▶ [Work instruction]: Look through the entries below, please, and copy every line with the word "image".
⟨
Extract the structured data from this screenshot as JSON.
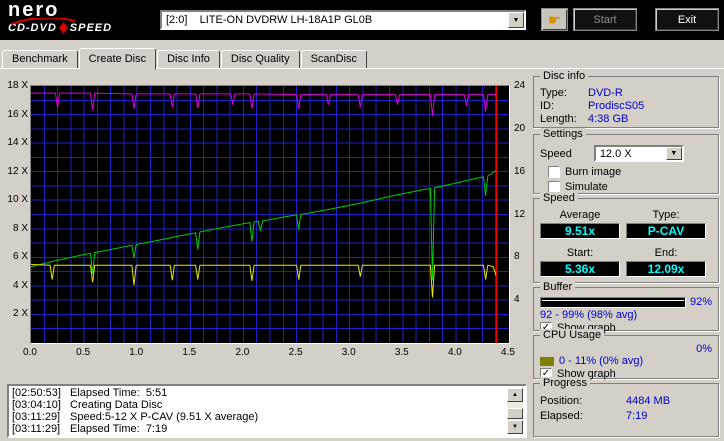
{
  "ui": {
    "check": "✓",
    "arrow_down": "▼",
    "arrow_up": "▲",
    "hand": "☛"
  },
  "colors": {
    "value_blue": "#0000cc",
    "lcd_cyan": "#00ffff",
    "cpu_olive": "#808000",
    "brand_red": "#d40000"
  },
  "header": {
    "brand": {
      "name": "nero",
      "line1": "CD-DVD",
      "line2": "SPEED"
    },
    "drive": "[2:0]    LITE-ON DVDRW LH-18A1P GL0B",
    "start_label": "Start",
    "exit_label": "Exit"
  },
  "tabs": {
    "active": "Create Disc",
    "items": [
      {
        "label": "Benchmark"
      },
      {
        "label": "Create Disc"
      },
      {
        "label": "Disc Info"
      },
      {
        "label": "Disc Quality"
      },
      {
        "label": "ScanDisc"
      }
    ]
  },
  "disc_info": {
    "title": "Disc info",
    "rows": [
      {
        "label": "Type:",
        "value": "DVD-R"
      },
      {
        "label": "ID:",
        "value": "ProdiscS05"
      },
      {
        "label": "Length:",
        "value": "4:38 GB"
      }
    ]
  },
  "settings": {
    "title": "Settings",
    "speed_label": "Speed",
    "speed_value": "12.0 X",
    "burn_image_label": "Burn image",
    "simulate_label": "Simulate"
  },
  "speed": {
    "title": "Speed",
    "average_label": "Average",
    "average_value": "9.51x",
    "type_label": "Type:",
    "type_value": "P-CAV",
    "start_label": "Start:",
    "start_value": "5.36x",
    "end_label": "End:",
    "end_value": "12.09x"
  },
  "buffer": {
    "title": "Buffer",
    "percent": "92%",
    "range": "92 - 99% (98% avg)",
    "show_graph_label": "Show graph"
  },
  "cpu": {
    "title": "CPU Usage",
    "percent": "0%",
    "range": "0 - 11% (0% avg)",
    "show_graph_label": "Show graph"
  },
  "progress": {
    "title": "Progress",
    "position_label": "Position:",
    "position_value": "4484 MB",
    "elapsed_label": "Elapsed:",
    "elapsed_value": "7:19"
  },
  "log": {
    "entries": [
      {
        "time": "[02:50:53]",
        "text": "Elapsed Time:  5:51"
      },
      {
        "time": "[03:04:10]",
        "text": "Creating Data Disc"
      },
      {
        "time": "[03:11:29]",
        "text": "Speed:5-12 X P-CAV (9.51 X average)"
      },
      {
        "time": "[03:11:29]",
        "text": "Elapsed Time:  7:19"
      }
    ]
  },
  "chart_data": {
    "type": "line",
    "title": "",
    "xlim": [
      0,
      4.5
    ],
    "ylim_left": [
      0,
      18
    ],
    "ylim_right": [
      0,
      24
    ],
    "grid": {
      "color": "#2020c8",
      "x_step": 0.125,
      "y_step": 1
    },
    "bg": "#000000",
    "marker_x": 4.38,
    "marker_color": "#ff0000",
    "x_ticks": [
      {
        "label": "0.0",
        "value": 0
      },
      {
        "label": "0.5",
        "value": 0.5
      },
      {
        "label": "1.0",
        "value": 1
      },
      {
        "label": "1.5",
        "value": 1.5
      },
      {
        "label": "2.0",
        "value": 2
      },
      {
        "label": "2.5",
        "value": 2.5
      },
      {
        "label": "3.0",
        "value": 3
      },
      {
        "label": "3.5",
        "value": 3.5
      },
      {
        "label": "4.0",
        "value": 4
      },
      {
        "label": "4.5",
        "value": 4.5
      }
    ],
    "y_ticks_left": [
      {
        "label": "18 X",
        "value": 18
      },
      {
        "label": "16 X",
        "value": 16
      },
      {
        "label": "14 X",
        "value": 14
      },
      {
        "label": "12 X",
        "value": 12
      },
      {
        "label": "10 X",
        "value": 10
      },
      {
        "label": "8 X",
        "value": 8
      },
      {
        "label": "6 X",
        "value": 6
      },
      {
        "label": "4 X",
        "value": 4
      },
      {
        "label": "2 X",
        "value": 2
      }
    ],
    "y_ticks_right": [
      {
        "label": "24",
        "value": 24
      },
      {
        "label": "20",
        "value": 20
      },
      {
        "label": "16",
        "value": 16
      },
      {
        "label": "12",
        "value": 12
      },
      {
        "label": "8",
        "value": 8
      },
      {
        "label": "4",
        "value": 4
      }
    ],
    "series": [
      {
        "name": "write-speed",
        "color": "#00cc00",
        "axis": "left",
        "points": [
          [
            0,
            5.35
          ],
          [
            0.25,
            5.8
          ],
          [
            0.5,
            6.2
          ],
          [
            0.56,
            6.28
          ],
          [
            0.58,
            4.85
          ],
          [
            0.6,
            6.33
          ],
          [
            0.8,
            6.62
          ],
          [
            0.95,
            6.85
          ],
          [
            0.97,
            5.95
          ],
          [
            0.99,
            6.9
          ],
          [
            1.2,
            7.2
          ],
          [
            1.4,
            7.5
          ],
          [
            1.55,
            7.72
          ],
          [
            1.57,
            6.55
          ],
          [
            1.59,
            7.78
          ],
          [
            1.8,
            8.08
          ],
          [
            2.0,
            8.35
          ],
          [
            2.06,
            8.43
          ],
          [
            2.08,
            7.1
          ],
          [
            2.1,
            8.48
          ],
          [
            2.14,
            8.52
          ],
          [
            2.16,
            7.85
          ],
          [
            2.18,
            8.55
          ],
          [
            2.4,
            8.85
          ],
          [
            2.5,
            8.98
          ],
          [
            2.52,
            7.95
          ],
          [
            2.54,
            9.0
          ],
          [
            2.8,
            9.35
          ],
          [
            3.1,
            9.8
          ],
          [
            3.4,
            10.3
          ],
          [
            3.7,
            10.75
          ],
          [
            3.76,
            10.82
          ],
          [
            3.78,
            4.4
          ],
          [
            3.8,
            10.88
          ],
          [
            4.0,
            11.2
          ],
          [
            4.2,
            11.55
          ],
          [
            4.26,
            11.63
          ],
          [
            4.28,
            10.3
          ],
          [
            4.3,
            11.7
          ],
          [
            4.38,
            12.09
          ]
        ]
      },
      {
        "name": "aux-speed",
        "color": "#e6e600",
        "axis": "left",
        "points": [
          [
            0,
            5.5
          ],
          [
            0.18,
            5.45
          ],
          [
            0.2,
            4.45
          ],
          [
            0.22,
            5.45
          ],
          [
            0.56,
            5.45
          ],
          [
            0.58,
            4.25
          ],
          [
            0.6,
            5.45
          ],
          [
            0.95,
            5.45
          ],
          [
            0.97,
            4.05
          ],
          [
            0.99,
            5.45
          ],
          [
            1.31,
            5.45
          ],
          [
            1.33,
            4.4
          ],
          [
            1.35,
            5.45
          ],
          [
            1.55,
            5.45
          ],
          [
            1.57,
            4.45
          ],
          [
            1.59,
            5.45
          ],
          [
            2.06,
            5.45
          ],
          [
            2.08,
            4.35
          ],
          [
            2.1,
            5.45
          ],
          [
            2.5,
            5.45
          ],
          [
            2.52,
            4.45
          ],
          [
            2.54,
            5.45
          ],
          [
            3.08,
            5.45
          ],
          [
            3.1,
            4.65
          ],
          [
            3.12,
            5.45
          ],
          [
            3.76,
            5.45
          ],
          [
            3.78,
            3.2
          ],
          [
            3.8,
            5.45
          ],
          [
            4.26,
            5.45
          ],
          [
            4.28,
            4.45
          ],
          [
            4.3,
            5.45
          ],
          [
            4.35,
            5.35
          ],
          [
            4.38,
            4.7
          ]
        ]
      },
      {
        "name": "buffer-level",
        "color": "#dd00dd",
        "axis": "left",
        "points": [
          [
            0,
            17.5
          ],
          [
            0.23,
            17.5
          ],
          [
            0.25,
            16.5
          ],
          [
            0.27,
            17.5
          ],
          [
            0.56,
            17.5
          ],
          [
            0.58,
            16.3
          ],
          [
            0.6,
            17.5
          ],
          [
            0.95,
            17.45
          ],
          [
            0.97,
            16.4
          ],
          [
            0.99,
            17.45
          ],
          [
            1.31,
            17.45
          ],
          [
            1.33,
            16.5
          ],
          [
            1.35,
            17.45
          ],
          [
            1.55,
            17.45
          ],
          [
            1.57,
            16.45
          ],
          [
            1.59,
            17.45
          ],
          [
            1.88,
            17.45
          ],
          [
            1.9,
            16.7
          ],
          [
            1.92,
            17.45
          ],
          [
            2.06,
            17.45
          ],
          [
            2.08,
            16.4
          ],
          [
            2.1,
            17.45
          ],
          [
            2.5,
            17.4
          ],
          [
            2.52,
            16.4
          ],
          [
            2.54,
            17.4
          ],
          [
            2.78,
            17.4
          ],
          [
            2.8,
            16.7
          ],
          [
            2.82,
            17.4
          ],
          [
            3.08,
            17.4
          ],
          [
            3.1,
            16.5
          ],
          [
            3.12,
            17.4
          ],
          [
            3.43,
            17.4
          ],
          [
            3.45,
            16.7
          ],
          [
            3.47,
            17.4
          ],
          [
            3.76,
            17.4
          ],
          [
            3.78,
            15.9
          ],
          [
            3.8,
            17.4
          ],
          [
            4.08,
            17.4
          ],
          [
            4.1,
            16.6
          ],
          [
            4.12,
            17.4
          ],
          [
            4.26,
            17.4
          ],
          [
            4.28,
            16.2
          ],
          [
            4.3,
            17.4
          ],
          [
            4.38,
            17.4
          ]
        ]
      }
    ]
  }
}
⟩
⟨
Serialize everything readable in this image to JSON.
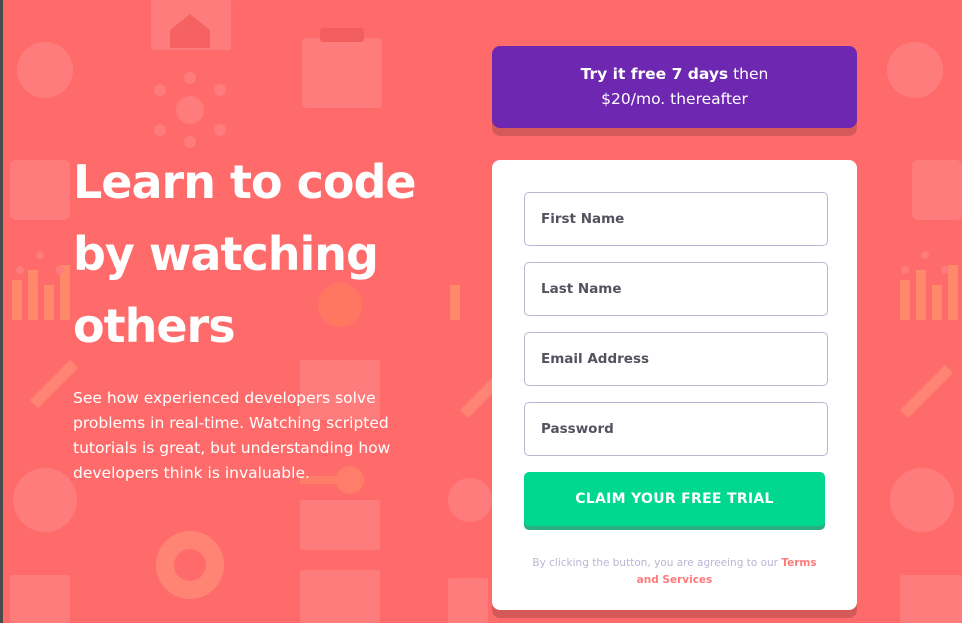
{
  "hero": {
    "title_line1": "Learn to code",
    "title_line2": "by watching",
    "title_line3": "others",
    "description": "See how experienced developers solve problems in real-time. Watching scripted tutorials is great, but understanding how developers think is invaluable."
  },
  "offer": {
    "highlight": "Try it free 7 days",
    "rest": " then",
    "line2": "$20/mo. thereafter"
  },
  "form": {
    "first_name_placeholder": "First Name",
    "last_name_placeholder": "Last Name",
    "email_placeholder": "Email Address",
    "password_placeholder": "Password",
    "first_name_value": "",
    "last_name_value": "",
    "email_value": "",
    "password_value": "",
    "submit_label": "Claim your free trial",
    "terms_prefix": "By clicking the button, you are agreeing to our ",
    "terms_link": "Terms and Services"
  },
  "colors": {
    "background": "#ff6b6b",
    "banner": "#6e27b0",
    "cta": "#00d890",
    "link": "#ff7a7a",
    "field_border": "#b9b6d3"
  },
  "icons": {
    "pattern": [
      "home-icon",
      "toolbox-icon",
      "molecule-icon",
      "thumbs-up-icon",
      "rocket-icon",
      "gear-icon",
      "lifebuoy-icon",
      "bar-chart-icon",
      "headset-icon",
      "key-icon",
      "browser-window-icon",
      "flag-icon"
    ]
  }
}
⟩
▶ [Solution]:
    "burn_image_label": "Burn image",
Serialize everything readable in this image to JSON.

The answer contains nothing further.